Smart watches are somewhat of a touchy subject in the tech world. Some people love them, while others think they are a complete waste of, for lack of a better word, time. We’ve also jumped into the debate, having provided four reasons both why you should and should not buy smart watch. But let’s say you want one, or at the very least, you’re interested in following the current trends. In that case, here’s a list of the best options currently in the market or soon to be available for anyone who’s ready to strap one on.
1. Sony SmartWatch
The Sony SmartWatch hit the market in 2012, and in a way, it embodied much of what people do not like about smart watches. The battery life only lasted 3 – 4 days, the apps were confusing to use, and the screen didn’t remain always-on (limiting its use as an actual watch). But the device is relatively sleek, and Sony has since released an updated model that has an always-on display and an easier to navigate interface.
Pebble broke Kickstarter records when it received over $10,000,000 in pledges back in 2012. With its black and white e-paper display, the time is always visible, and battery life can last for up to a week. There’s even a new metal version available called Pebble Steel for people who felt the plastic original just didn’t look fashionable enough.
3. Galaxy Gear
Samsung’s Galaxy Gear is a peculiar device. It costs $299, twice the price of the Pebble and $100 more than the Sony SmartWatch 2, yet it only pairs with Samsung Galaxy devices. Its battery life also only lasts for just one day. It has a quirky interface, but if you want a watch with a camera, this has one tucked inside its wristband.
4. Qualcomm Toq
Like the Pebble, the Qualcomm Toq also uses an always-on, e-paper display. The Toq shakes things up by being able to handle more than two colors. It’s cool but pricey. Like the Galaxy Gear, it currently costs $299.
5. Omate TrueSmart
Most smart watches need to pair with a smartphone to do pretty much anything. This isn’t the case with the Omate TrueSmart. This watch is more of a tiny smartphone strapped to your wrist, one that’s even capable of making phone calls without having a device paired. It runs a build of Android custom-made for its small screen, which allows for more functionality. Though the TrueSmart does come with an extra deal of bulk as a result.
6. Neptune Pine
Neptune Pine takes the same approach that the Omate TrueSmart does. This is much more than a nifty way to stay on top of notifications. This is a full build of Android with enough screen real estate to fire up a virtual keyboard. It will have a camera for making video calls, functional GPS, and all the internals it needs to function as an actual phone when it eventually hits the market.
Kreyos is similar to Pebble, but it tries to aim at an even more active audience. It has a sports mode, activity trackers, even more sensors, and a similar monochrome display that allows for up to a week of battery life. It should also support voice commands and gesture control once it goes up for sale.

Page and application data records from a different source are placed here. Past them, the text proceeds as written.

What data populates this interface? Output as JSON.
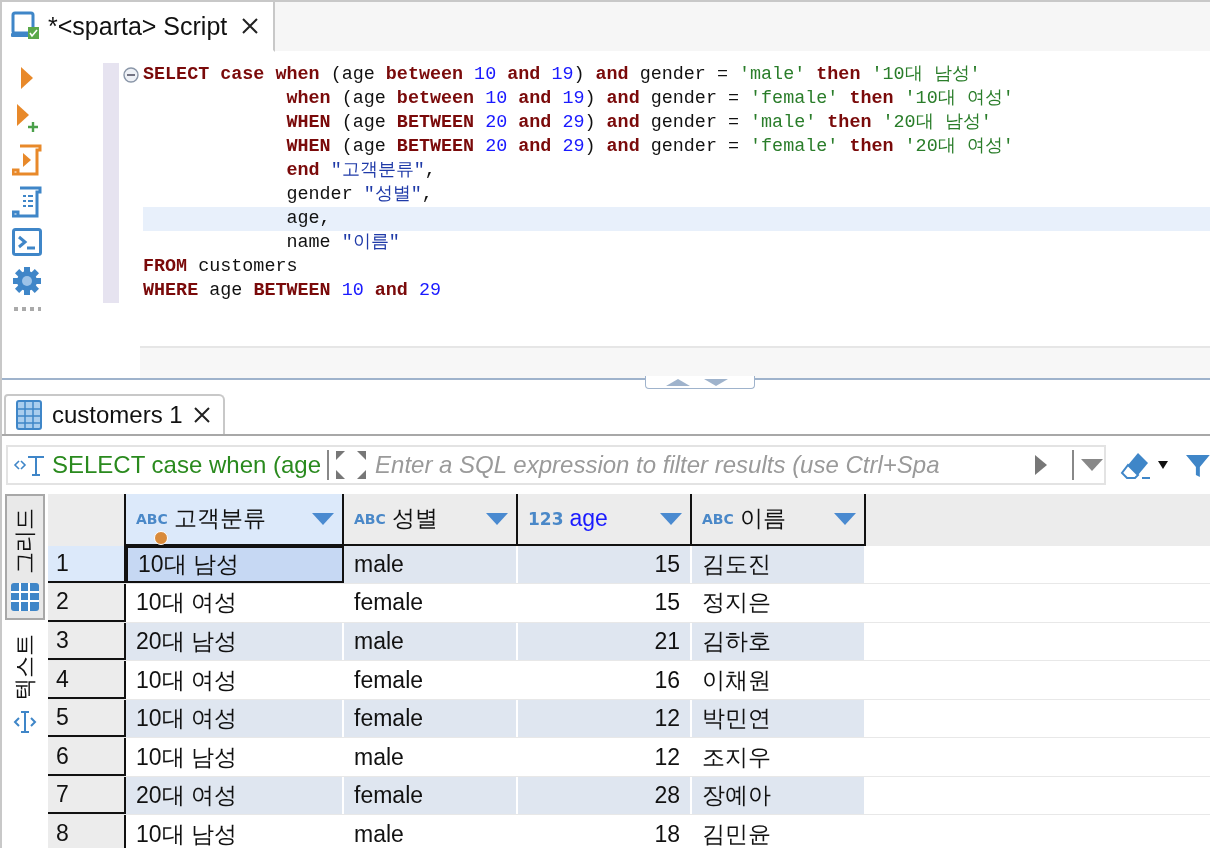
{
  "editor_tab": {
    "title": "*<sparta> Script",
    "selected": true
  },
  "code_lines": [
    {
      "highlighted": false,
      "indented": false,
      "fold": {
        "expanded": true
      },
      "tokens": [
        {
          "kind": "keyword",
          "text": "SELECT case when "
        },
        {
          "kind": "plain",
          "text": "(age "
        },
        {
          "kind": "keyword",
          "text": "between "
        },
        {
          "kind": "number",
          "text": "10 "
        },
        {
          "kind": "keyword",
          "text": "and "
        },
        {
          "kind": "number",
          "text": "19"
        },
        {
          "kind": "plain",
          "text": ") "
        },
        {
          "kind": "keyword",
          "text": "and"
        },
        {
          "kind": "plain",
          "text": " gender = "
        },
        {
          "kind": "string",
          "text": "'male' "
        },
        {
          "kind": "keyword",
          "text": "then "
        },
        {
          "kind": "string",
          "text": "'10대 남성'"
        }
      ]
    },
    {
      "highlighted": false,
      "indented": true,
      "tokens": [
        {
          "kind": "keyword",
          "text": "when "
        },
        {
          "kind": "plain",
          "text": "(age "
        },
        {
          "kind": "keyword",
          "text": "between "
        },
        {
          "kind": "number",
          "text": "10 "
        },
        {
          "kind": "keyword",
          "text": "and "
        },
        {
          "kind": "number",
          "text": "19"
        },
        {
          "kind": "plain",
          "text": ") "
        },
        {
          "kind": "keyword",
          "text": "and"
        },
        {
          "kind": "plain",
          "text": " gender = "
        },
        {
          "kind": "string",
          "text": "'female' "
        },
        {
          "kind": "keyword",
          "text": "then "
        },
        {
          "kind": "string",
          "text": "'10대 여성'"
        }
      ]
    },
    {
      "highlighted": false,
      "indented": true,
      "tokens": [
        {
          "kind": "keyword",
          "text": "WHEN "
        },
        {
          "kind": "plain",
          "text": "(age "
        },
        {
          "kind": "keyword",
          "text": "BETWEEN "
        },
        {
          "kind": "number",
          "text": "20 "
        },
        {
          "kind": "keyword",
          "text": "and "
        },
        {
          "kind": "number",
          "text": "29"
        },
        {
          "kind": "plain",
          "text": ") "
        },
        {
          "kind": "keyword",
          "text": "and"
        },
        {
          "kind": "plain",
          "text": " gender = "
        },
        {
          "kind": "string",
          "text": "'male' "
        },
        {
          "kind": "keyword",
          "text": "then "
        },
        {
          "kind": "string",
          "text": "'20대 남성'"
        }
      ]
    },
    {
      "highlighted": false,
      "indented": true,
      "tokens": [
        {
          "kind": "keyword",
          "text": "WHEN "
        },
        {
          "kind": "plain",
          "text": "(age "
        },
        {
          "kind": "keyword",
          "text": "BETWEEN "
        },
        {
          "kind": "number",
          "text": "20 "
        },
        {
          "kind": "keyword",
          "text": "and "
        },
        {
          "kind": "number",
          "text": "29"
        },
        {
          "kind": "plain",
          "text": ") "
        },
        {
          "kind": "keyword",
          "text": "and"
        },
        {
          "kind": "plain",
          "text": " gender = "
        },
        {
          "kind": "string",
          "text": "'female' "
        },
        {
          "kind": "keyword",
          "text": "then "
        },
        {
          "kind": "string",
          "text": "'20대 여성'"
        }
      ]
    },
    {
      "highlighted": false,
      "indented": true,
      "tokens": [
        {
          "kind": "keyword",
          "text": "end "
        },
        {
          "kind": "identifier",
          "text": "\"고객분류\""
        },
        {
          "kind": "plain",
          "text": ","
        }
      ]
    },
    {
      "highlighted": false,
      "indented": true,
      "tokens": [
        {
          "kind": "plain",
          "text": "gender "
        },
        {
          "kind": "identifier",
          "text": "\"성별\""
        },
        {
          "kind": "plain",
          "text": ","
        }
      ]
    },
    {
      "highlighted": true,
      "indented": true,
      "tokens": [
        {
          "kind": "plain",
          "text": "age,"
        }
      ]
    },
    {
      "highlighted": false,
      "indented": true,
      "tokens": [
        {
          "kind": "plain",
          "text": "name "
        },
        {
          "kind": "identifier",
          "text": "\"이름\""
        }
      ]
    },
    {
      "highlighted": false,
      "indented": false,
      "tokens": [
        {
          "kind": "keyword",
          "text": "FROM"
        },
        {
          "kind": "plain",
          "text": " customers"
        }
      ]
    },
    {
      "highlighted": false,
      "indented": false,
      "tokens": [
        {
          "kind": "keyword",
          "text": "WHERE"
        },
        {
          "kind": "plain",
          "text": " age "
        },
        {
          "kind": "keyword",
          "text": "BETWEEN "
        },
        {
          "kind": "number",
          "text": "10 "
        },
        {
          "kind": "keyword",
          "text": "and "
        },
        {
          "kind": "number",
          "text": "29"
        }
      ]
    }
  ],
  "results_tab": {
    "title": "customers 1",
    "selected": true
  },
  "filter": {
    "query": "SELECT case when (age",
    "placeholder": "Enter a SQL expression to filter results (use Ctrl+Spa"
  },
  "view_tabs": [
    {
      "label": "그리드",
      "selected": true
    },
    {
      "label": "텍스트",
      "selected": false
    }
  ],
  "table": {
    "columns": [
      {
        "type_label": "ABC",
        "name": "고객분류",
        "kind": "text",
        "selected": true,
        "marked": true
      },
      {
        "type_label": "ABC",
        "name": "성별",
        "kind": "text",
        "selected": false,
        "marked": false
      },
      {
        "type_label": "123",
        "name": "age",
        "kind": "number",
        "selected": false,
        "marked": false
      },
      {
        "type_label": "ABC",
        "name": "이름",
        "kind": "text",
        "selected": false,
        "marked": false
      }
    ],
    "rows": [
      {
        "number": "1",
        "selected": true,
        "cells": [
          "10대 남성",
          "male",
          "15",
          "김도진"
        ]
      },
      {
        "number": "2",
        "selected": false,
        "cells": [
          "10대 여성",
          "female",
          "15",
          "정지은"
        ]
      },
      {
        "number": "3",
        "selected": false,
        "cells": [
          "20대 남성",
          "male",
          "21",
          "김하호"
        ]
      },
      {
        "number": "4",
        "selected": false,
        "cells": [
          "10대 여성",
          "female",
          "16",
          "이채원"
        ]
      },
      {
        "number": "5",
        "selected": false,
        "cells": [
          "10대 여성",
          "female",
          "12",
          "박민연"
        ]
      },
      {
        "number": "6",
        "selected": false,
        "cells": [
          "10대 남성",
          "male",
          "12",
          "조지우"
        ]
      },
      {
        "number": "7",
        "selected": false,
        "cells": [
          "20대 여성",
          "female",
          "28",
          "장예아"
        ]
      },
      {
        "number": "8",
        "selected": false,
        "cells": [
          "10대 남성",
          "male",
          "18",
          "김민윤"
        ]
      }
    ]
  }
}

Agent, too, is similar to Pebble. We’re talking a black and white display, the need for a smartphone to perform most functions, and a relatively small design. What sets it apart? Qi wireless charging, for starters.
9. HOT Watch
HOT Watch is another smart watch than ran a successful Kickstarter campaign. It has an e-paper display, a slim (8mm) body, plenty of included apps, and, perhaps most interestingly, the ability to hold a conversation by cupping your hand over your ear.
10. Fitbit Force
The Fitbit Force isn’t your typical smart watch. Actually, it’s a fitness activity tracker, and Fitbit doesn’t even market the product as a watch of any kind. But unlike the Fitbit Flex, the Force has a digital clock in additional to its other features. This effectively makes it a smart watch, and with its slim form factor, it might just be the one for you.
This isn’t an exhaustive list, but it includes many of the biggest names out and some of the more promising options coming in the months ahead. There’s a great deal of diversity among these ten devices, and they hint at the kind of innovation we can expect to see throughout 2014.